▸ **TASK PROMPT**
Please reproduce the data exactly, excluding any pictures it contains.
--- DATASET RECORDS Enclosed Below ---
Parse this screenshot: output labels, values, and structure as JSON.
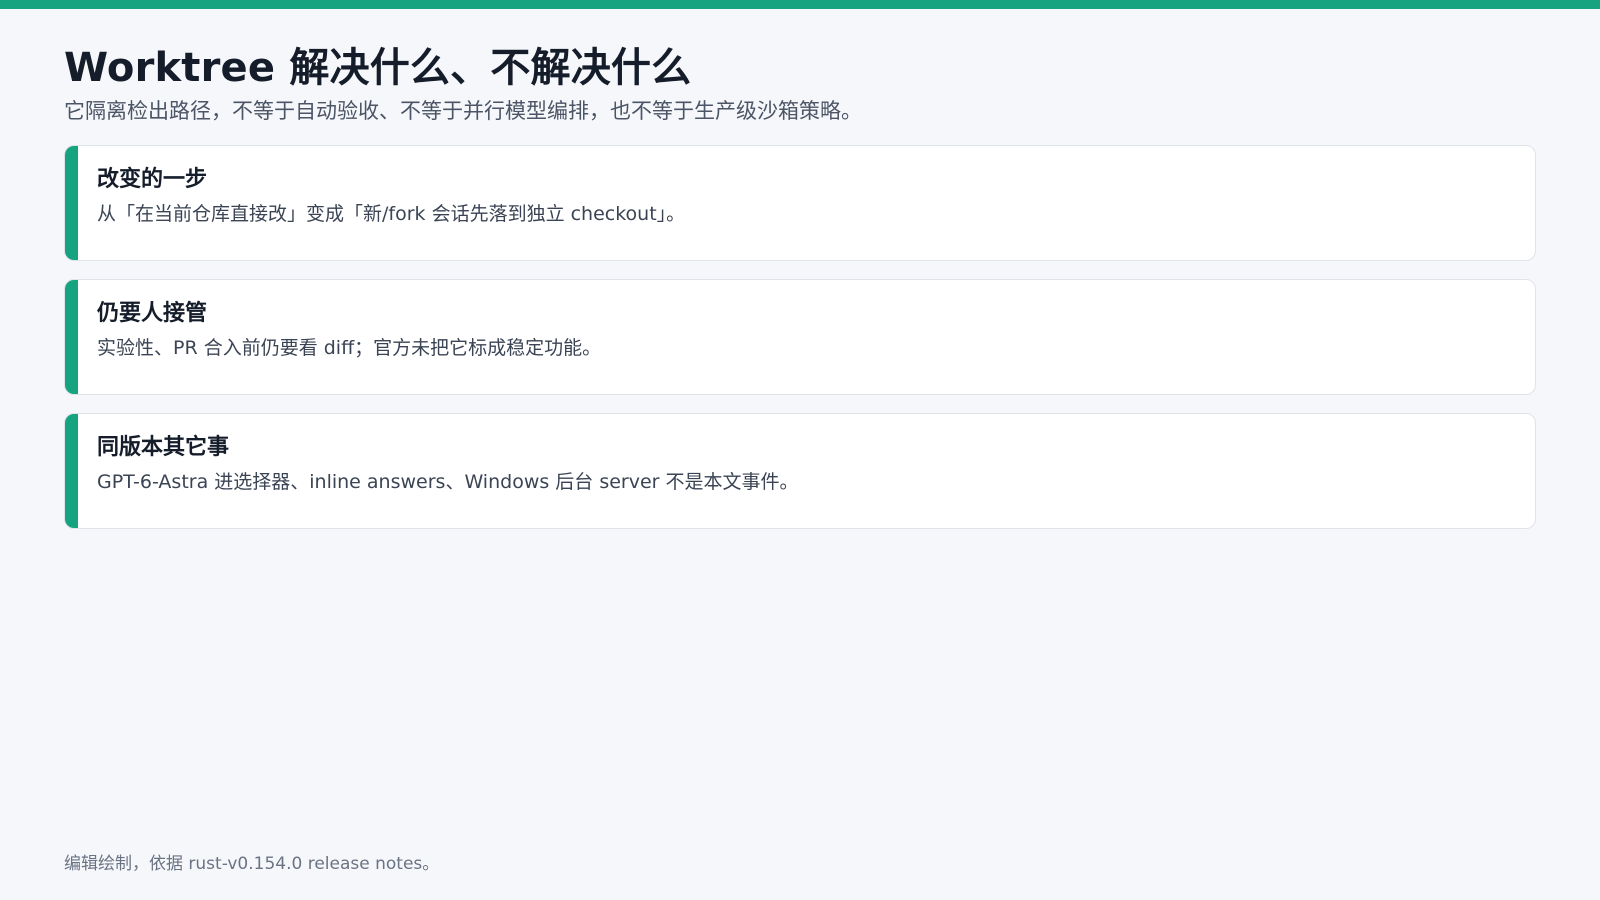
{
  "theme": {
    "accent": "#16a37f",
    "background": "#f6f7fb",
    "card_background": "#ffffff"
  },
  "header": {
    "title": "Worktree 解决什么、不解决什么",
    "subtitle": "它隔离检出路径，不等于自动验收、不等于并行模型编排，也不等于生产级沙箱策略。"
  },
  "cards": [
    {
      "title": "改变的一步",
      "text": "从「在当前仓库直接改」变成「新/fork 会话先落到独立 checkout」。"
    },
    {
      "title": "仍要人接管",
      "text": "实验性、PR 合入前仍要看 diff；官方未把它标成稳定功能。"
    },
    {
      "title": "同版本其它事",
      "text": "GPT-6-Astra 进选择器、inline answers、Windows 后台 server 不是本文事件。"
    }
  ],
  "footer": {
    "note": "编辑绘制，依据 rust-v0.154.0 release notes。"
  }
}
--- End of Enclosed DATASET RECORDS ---
▸ **SOLUTION TO THE PROBLEM**
Parse this screenshot: output labels, values, and structure as JSON.
{
  "theme": {
    "accent": "#16a37f",
    "background": "#f6f7fb",
    "card_background": "#ffffff"
  },
  "header": {
    "title": "Worktree 解决什么、不解决什么",
    "subtitle": "它隔离检出路径，不等于自动验收、不等于并行模型编排，也不等于生产级沙箱策略。"
  },
  "cards": [
    {
      "title": "改变的一步",
      "text": "从「在当前仓库直接改」变成「新/fork 会话先落到独立 checkout」。"
    },
    {
      "title": "仍要人接管",
      "text": "实验性、PR 合入前仍要看 diff；官方未把它标成稳定功能。"
    },
    {
      "title": "同版本其它事",
      "text": "GPT-6-Astra 进选择器、inline answers、Windows 后台 server 不是本文事件。"
    }
  ],
  "footer": {
    "note": "编辑绘制，依据 rust-v0.154.0 release notes。"
  }
}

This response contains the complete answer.